ABOUT THIS EXERCISE -
Check every line of the material below, and show those that contain "data".

SUPPLIED RECORDS -
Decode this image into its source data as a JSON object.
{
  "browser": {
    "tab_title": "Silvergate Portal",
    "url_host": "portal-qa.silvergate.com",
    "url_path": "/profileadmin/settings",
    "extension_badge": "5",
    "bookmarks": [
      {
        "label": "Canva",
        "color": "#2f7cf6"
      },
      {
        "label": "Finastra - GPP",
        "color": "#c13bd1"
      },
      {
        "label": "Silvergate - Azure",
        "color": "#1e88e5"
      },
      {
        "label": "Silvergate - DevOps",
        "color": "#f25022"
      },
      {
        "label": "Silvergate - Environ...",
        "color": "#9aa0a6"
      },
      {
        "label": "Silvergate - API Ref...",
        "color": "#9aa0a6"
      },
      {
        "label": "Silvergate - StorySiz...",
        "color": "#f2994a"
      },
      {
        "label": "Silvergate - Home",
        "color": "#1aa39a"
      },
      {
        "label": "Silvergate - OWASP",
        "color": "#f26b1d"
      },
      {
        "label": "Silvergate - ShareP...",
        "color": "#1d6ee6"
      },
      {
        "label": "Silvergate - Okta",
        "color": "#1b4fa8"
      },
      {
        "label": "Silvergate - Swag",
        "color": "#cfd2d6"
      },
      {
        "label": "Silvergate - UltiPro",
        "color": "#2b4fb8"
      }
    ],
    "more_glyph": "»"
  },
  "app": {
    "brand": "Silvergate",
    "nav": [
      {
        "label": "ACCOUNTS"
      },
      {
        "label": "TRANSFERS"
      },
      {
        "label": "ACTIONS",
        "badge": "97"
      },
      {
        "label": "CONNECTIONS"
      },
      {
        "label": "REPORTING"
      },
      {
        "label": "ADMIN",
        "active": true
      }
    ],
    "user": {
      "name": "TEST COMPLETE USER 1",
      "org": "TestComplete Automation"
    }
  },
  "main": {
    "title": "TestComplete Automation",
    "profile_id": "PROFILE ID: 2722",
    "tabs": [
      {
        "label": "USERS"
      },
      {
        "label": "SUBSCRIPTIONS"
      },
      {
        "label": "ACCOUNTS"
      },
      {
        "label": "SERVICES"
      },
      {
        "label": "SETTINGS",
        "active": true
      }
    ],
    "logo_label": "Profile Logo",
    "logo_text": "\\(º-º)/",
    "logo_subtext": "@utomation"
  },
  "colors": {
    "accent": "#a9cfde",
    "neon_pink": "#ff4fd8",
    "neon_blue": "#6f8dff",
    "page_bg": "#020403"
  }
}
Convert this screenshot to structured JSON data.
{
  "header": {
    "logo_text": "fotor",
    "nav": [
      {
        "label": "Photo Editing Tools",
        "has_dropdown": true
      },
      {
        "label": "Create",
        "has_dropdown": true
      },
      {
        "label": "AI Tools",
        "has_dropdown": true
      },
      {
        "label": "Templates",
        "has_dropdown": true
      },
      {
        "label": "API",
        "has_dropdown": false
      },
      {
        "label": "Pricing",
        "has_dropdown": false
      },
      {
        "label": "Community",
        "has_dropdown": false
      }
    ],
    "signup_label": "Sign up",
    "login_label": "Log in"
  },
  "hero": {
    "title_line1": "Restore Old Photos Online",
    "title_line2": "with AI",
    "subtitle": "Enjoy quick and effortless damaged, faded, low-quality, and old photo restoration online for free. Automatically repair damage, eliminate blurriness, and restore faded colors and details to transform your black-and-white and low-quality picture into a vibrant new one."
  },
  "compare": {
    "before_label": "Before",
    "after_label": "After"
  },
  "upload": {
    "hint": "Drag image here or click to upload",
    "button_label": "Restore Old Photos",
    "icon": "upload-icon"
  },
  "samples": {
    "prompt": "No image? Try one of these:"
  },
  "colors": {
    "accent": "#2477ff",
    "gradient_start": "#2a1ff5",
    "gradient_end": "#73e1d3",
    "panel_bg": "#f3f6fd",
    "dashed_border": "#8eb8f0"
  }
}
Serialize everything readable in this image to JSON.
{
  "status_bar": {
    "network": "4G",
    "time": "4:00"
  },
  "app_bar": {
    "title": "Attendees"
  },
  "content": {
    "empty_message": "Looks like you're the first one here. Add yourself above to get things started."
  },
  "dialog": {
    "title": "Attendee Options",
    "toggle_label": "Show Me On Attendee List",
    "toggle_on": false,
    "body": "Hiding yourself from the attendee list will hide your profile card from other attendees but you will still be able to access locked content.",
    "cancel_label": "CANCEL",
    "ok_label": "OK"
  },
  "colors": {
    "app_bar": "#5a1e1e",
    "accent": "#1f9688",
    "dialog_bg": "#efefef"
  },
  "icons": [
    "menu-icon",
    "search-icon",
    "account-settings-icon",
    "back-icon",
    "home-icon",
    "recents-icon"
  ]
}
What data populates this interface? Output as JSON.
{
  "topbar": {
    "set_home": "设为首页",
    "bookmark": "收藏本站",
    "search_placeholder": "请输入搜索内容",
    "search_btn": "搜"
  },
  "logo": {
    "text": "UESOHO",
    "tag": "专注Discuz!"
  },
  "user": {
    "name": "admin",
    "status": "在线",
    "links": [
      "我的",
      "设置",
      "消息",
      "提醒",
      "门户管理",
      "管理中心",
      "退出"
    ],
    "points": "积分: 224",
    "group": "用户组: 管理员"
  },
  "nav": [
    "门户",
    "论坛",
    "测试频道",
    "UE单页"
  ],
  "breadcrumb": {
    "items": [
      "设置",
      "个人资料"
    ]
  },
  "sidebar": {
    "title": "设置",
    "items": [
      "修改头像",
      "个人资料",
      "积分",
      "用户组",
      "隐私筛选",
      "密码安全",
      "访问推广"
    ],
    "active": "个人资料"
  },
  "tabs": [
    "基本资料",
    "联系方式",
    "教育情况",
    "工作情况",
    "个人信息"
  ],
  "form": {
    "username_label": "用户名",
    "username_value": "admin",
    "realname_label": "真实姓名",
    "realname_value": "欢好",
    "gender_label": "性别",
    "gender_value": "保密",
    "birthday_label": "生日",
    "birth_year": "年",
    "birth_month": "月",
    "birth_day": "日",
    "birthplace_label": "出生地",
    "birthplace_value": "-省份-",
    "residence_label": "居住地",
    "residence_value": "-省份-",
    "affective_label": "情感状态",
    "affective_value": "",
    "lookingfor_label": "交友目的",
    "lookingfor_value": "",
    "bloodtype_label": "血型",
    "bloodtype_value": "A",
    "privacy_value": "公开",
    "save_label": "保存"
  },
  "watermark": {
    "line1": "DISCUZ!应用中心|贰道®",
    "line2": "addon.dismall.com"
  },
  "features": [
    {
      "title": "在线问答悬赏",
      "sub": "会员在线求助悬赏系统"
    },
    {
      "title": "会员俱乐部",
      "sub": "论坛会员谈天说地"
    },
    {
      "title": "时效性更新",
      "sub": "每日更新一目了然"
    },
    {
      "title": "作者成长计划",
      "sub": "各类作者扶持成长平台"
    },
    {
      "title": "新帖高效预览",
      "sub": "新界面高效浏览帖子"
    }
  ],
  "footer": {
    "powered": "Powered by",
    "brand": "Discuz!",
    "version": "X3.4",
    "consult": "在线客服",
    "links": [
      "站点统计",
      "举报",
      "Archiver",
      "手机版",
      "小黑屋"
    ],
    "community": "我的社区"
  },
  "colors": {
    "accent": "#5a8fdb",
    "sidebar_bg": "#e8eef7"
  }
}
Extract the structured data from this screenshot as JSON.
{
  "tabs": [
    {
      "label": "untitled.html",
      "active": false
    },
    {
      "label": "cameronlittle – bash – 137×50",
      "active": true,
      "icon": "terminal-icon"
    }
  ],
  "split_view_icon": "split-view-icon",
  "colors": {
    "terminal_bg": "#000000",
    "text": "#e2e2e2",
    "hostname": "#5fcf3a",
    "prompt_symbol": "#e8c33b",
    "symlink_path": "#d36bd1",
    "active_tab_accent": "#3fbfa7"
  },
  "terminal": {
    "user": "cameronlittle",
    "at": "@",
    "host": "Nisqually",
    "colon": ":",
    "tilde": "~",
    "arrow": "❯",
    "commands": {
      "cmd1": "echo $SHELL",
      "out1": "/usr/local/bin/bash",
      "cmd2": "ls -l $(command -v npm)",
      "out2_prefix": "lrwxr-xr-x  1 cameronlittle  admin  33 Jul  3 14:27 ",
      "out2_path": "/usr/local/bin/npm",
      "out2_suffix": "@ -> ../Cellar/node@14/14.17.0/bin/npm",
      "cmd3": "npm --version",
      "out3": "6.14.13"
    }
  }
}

SOLUTION BELOW -
Decode this image into its source data as a JSON object.
Convert this screenshot to structured JSON data.
What data populates this interface? Output as JSON.
Extract the structured data from this screenshot as JSON.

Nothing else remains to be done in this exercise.